» **Problem to work on**: Every line holding "text" should be copied from the records below.

App and web page records
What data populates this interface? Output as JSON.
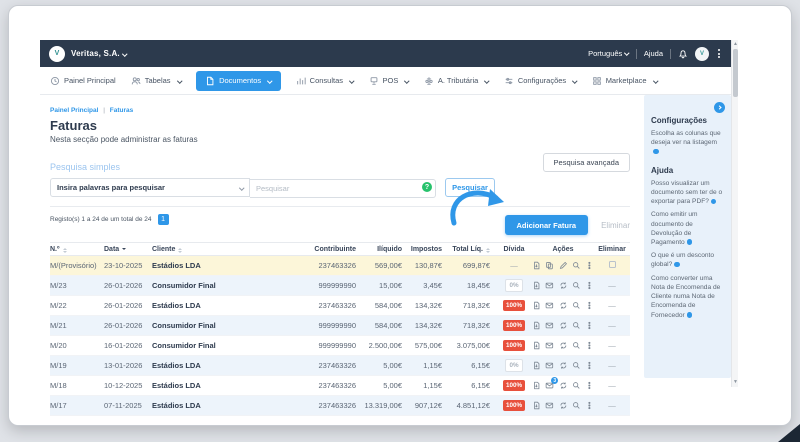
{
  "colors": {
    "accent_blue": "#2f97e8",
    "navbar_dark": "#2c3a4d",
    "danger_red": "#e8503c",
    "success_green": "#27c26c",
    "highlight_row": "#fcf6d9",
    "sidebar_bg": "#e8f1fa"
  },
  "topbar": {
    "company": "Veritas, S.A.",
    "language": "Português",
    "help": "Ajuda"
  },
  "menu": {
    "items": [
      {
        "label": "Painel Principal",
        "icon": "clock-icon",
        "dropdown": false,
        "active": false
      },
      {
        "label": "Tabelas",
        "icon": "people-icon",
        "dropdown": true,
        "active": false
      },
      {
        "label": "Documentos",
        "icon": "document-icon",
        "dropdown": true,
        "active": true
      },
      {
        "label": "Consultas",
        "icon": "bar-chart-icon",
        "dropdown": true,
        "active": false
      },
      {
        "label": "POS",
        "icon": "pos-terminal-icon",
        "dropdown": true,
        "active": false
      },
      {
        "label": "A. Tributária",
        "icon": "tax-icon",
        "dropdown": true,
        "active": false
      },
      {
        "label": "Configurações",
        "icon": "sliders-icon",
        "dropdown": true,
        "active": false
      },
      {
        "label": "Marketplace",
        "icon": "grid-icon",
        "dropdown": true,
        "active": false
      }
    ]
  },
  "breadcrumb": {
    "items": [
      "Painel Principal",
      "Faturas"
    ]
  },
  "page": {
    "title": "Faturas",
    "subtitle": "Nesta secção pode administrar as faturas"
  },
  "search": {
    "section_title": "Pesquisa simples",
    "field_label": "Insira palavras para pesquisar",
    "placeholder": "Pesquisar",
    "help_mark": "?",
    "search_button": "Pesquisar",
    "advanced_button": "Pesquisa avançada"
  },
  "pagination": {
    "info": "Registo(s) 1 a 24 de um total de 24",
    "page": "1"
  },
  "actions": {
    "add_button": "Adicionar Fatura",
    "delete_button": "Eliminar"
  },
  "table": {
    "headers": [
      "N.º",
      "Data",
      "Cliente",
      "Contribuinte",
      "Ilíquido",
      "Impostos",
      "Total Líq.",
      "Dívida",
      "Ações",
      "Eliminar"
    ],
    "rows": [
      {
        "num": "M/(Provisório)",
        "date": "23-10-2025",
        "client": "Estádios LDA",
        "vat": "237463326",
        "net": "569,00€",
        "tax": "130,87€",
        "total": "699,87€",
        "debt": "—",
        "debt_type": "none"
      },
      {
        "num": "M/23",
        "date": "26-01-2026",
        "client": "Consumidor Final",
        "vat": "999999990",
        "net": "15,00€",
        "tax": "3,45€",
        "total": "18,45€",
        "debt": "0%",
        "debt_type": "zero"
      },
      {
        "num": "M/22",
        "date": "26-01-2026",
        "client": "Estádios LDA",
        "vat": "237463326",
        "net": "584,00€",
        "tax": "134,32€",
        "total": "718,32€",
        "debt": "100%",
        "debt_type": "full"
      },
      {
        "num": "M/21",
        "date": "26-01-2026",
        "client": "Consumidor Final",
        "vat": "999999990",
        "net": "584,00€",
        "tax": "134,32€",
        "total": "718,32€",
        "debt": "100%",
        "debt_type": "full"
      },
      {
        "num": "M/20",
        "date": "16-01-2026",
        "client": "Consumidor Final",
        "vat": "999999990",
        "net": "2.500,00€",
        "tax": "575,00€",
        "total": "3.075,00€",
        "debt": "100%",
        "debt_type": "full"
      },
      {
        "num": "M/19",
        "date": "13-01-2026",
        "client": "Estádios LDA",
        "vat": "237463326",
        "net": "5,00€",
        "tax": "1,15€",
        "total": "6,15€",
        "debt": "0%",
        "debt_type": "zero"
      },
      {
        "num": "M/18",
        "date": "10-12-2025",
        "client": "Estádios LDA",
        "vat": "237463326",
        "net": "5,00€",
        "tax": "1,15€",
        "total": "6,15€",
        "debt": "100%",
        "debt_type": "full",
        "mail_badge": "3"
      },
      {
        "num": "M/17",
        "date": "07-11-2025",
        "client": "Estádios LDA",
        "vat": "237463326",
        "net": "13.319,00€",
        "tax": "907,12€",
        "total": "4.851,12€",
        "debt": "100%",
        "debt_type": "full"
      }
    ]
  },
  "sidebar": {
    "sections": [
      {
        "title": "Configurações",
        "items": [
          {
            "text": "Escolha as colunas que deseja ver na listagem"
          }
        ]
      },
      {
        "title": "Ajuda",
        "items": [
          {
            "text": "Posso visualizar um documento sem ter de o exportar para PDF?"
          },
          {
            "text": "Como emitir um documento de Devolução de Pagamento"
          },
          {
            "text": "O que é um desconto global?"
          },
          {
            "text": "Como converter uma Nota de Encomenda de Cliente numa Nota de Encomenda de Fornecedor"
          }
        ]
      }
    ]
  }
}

» **Task output**:
            "text": "Escolha as colunas que deseja ver na listagem"
            "text": "Posso visualizar um documento sem ter de o exportar para PDF?"
            "text": "Como emitir um documento de Devolução de Pagamento"
            "text": "O que é um desconto global?"
            "text": "Como converter uma Nota de Encomenda de Cliente numa Nota de Encomenda de Fornecedor"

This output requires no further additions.